Benjamin Gilbert letter book  1780-1783
full text File Size: 10 K bytes | Add this to my bookbag

Biography

This collection documents the DuBois, Ogden, and McIlvaine families. Below are brief biographies of the prominent contributors to this collection.

Sarah Platt Ogden DuBois (1782-1836) was the fifth child of Sarah Platt and Robert Ogden (1746-1826), a lawyer who worked in New Jersey and New York, and served as quartermaster during the Revolutionary War. She had four siblings: Robert (1775-1857), Mary (1778-1852), Elizabeth, and Jeremiah. In 1803, Sarah married a prominent merchant and philanthropist named Cornelius DuBois (1771-1846). They had five children: Mary Elizabeth (b. 1805), Henry Augustus (1808-1884), Cornelius (1810-1882), Sarah Platt (1813-1897), and George Washington (1822-1910).

Robert Ogden (1775-1857), Sarah's brother, was born in Elizabethtown, New Jersey, and practiced law in Charleston and New Orleans. In 1803, he married Eliza Spaight Nash, daughter of Abner Nash, governor of North Carolina.

Cornelius DuBois, Jr. (1810-1882), was born in New York City and graduated from Colombia in 1828. He studied law but worked for Cornelius DuBois and Company, a mercantile firm owned by his father. He married Mary Ann Delafield DuBois (1813-1888) in 1832, and they had 10 children.

George Washington DuBois (1821-1910), youngest son of Cornelius DuBois (1771-1846), attended Princeton and graduated from New York University in 1843. He attended the Episcopal Theological Seminary at Gambier, Ohio, and in 1846 became a deacon. In 1847, he was ordained a priest of the Episcopal Church, and later that year traveled extensively, ministering to parishes in Ohio, Minnesota, Iowa, Pennsylvania, Delaware, and New York. During the Civil War, DuBois served as chaplain to the 11th Ohio Infantry Regiment. DuBois married Maria “Mamy” Coxe McIlvaine; they had eight children, including daughter Mary Cornelia DuBois (1864-1920). In 1885, Reverend DuBois built a small chapel named Felsenheim in Keene, New York.

Charles Pettit McIlvaine (1799-1883) was born in Burlington, New Jersey, to Joseph McIlvaine, senator from New Jersey, and Maria Reed.
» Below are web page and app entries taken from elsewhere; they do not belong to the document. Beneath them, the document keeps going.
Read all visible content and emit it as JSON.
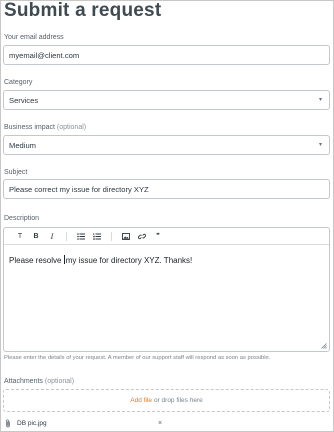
{
  "page": {
    "title": "Submit a request"
  },
  "email": {
    "label": "Your email address",
    "value": "myemail@client.com"
  },
  "category": {
    "label": "Category",
    "value": "Services",
    "caret": "▾"
  },
  "impact": {
    "label": "Business impact",
    "optional": "(optional)",
    "value": "Medium",
    "caret": "▾"
  },
  "subject": {
    "label": "Subject",
    "value": "Please correct my issue for directory XYZ"
  },
  "description": {
    "label": "Description",
    "toolbar": {
      "text_style": "T",
      "bold": "B",
      "italic": "I",
      "quote": "❞"
    },
    "text_before_cursor": "Please resolve ",
    "text_after_cursor": "my issue for directory XYZ.  Thanks!",
    "hint": "Please enter the details of your request. A member of our support staff will respond as soon as possible."
  },
  "attachments": {
    "label": "Attachments",
    "optional": "(optional)",
    "add_file": "Add file",
    "drop_text": "or drop files here",
    "files": [
      {
        "name": "DB pic.jpg",
        "remove": "×"
      }
    ]
  },
  "colors": {
    "link_accent": "#e07b2a",
    "border": "#c2c8cc",
    "title": "#3f4a51"
  },
  "icons": [
    "bulleted-list-icon",
    "numbered-list-icon",
    "image-icon",
    "link-icon",
    "quote-icon",
    "paperclip-icon",
    "close-icon",
    "resize-handle-icon"
  ]
}
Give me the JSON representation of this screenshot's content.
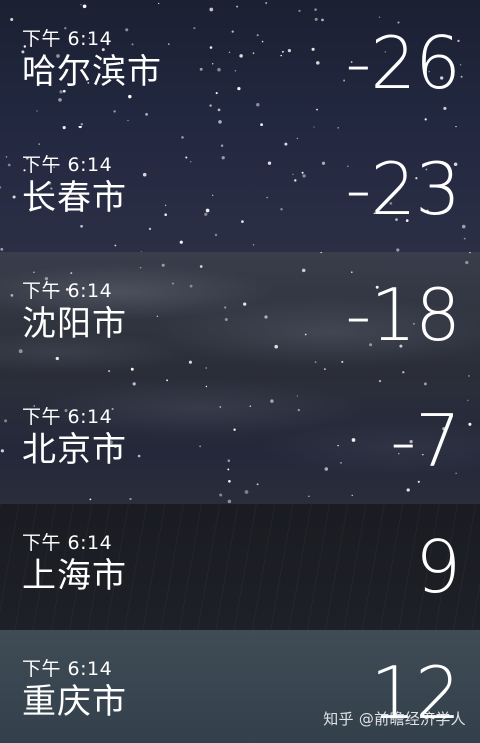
{
  "cities": [
    {
      "time": "下午 6:14",
      "name": "哈尔滨市",
      "temp": "-26"
    },
    {
      "time": "下午 6:14",
      "name": "长春市",
      "temp": "-23"
    },
    {
      "time": "下午 6:14",
      "name": "沈阳市",
      "temp": "-18"
    },
    {
      "time": "下午 6:14",
      "name": "北京市",
      "temp": "-7"
    },
    {
      "time": "下午 6:14",
      "name": "上海市",
      "temp": "9"
    },
    {
      "time": "下午 6:14",
      "name": "重庆市",
      "temp": "12"
    }
  ],
  "watermark": "知乎 @前瞻经济学人",
  "colors": {
    "night_sky": "#1b2032",
    "cloudy_night": "#30343f",
    "rainy_night": "#1a1c22",
    "overcast": "#3f4c56",
    "text": "#ffffff"
  }
}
He graduated from Princeton in 1816 and attended Princeton Theological Seminary a year later. The Episcopal Church ordained him deacon in 1820. That same year he moved to Washington D.C. to minister at Christ Church in Georgetown, and from 1822 to 1824, he served as chaplain to the United States Senate. McIlvaine was ordained a priest in Baltimore in 1824, and accepted an appointment as professor of ethics and as chaplain at West Point, where he taught many prominent future Civil War officers. Following a pastorate in Brooklyn (1827-1831), he was appointed the second bishop of Ohio, president of Kenyon College, and head of the theological seminary at Gambier. McIlvaine married Emily Coxe (1801-1877) in 1822; they had four children, including daughter Mamy, who married George W. DuBois. McIlvaine died in Florence, Italy, in 1873.

Frederick Nash Ogden (1807-1838) was born in Hillsboro, North Carolina. He studied medicine at Chapel Hill, North Carolina, and after graduation, set up a practice in Baton Rouge, Louisiana. He married Carmelite Lopez in 1831. They had two children, Alice E. Ogden and Confederate General Frederick Nash Ogden, Jr.